▶ **Work required**
Every line with "this" in it should be copied from the data.
:::::
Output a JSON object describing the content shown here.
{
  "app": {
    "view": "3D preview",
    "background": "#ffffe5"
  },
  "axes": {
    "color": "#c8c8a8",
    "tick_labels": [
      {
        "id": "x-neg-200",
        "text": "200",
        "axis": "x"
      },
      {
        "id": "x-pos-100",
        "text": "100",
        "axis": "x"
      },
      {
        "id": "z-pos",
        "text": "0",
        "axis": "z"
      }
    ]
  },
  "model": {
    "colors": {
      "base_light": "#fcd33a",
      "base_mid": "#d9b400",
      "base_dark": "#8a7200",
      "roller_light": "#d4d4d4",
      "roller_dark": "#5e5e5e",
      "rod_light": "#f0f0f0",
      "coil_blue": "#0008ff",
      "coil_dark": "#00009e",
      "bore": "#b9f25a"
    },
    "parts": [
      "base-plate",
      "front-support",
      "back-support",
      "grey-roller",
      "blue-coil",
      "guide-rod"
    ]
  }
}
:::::
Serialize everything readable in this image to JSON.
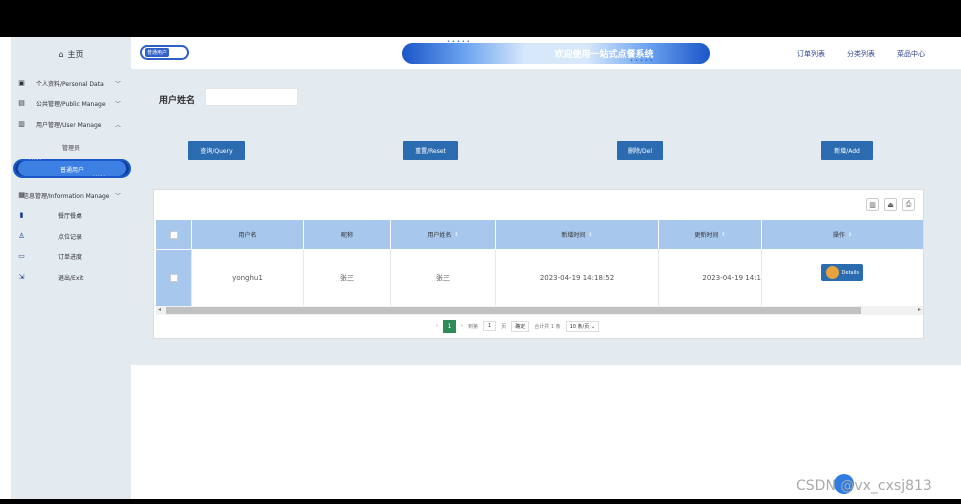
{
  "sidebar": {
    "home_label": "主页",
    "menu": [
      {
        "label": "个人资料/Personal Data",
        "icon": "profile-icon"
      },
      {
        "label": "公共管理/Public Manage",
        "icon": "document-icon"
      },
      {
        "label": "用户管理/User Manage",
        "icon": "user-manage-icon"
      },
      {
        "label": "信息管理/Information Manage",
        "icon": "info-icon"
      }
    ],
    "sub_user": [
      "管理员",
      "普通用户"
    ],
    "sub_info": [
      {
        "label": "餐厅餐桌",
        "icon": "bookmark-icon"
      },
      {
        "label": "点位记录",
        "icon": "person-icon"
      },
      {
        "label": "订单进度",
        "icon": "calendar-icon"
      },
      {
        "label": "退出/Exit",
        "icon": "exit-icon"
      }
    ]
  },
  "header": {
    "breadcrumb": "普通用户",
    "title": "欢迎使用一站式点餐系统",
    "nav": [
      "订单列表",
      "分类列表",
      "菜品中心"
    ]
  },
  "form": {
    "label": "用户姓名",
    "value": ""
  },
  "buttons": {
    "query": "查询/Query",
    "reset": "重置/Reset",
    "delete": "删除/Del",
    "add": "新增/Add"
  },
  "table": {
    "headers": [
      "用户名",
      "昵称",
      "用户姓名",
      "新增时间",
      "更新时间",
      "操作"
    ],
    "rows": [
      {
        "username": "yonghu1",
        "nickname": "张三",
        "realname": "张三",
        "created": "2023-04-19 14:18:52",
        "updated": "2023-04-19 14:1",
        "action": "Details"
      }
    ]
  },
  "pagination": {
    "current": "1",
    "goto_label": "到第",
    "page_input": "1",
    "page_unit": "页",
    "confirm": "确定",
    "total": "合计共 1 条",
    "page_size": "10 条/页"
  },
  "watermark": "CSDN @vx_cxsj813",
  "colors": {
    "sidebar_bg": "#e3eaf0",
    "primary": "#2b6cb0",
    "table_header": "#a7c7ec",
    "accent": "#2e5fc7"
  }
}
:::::
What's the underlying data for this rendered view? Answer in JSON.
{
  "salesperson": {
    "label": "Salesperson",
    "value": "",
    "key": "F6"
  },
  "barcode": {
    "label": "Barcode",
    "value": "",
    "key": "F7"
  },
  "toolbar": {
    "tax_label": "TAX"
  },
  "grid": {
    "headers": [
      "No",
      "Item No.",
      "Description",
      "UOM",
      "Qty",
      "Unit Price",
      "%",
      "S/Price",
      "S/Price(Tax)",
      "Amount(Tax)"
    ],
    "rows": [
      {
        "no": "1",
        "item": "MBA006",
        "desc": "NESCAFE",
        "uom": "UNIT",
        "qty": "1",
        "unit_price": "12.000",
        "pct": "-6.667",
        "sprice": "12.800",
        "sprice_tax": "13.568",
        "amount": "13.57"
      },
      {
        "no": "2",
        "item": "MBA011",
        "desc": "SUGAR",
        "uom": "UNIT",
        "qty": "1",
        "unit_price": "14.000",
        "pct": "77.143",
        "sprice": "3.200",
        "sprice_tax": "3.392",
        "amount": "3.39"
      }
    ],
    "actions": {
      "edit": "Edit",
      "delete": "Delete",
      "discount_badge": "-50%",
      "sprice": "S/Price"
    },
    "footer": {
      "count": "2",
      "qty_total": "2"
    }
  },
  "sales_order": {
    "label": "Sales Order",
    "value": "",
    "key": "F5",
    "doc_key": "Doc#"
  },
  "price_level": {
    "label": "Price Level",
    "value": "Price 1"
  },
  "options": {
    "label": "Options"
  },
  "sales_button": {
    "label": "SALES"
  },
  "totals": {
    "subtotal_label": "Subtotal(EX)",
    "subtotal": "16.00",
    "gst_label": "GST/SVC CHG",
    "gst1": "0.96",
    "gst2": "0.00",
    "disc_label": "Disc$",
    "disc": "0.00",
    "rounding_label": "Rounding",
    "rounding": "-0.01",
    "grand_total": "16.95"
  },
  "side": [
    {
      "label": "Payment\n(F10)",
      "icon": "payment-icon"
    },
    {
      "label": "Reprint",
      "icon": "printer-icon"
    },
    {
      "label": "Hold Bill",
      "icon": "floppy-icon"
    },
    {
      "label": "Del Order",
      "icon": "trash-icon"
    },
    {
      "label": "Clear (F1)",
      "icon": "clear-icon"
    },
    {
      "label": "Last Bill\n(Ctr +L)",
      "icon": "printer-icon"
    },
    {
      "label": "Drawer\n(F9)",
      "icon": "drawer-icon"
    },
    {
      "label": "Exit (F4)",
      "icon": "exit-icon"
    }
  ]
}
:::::
▶ **Expected output**
Serialize everything readable in this image to JSON.
What's the underlying data for this rendered view? Answer in JSON.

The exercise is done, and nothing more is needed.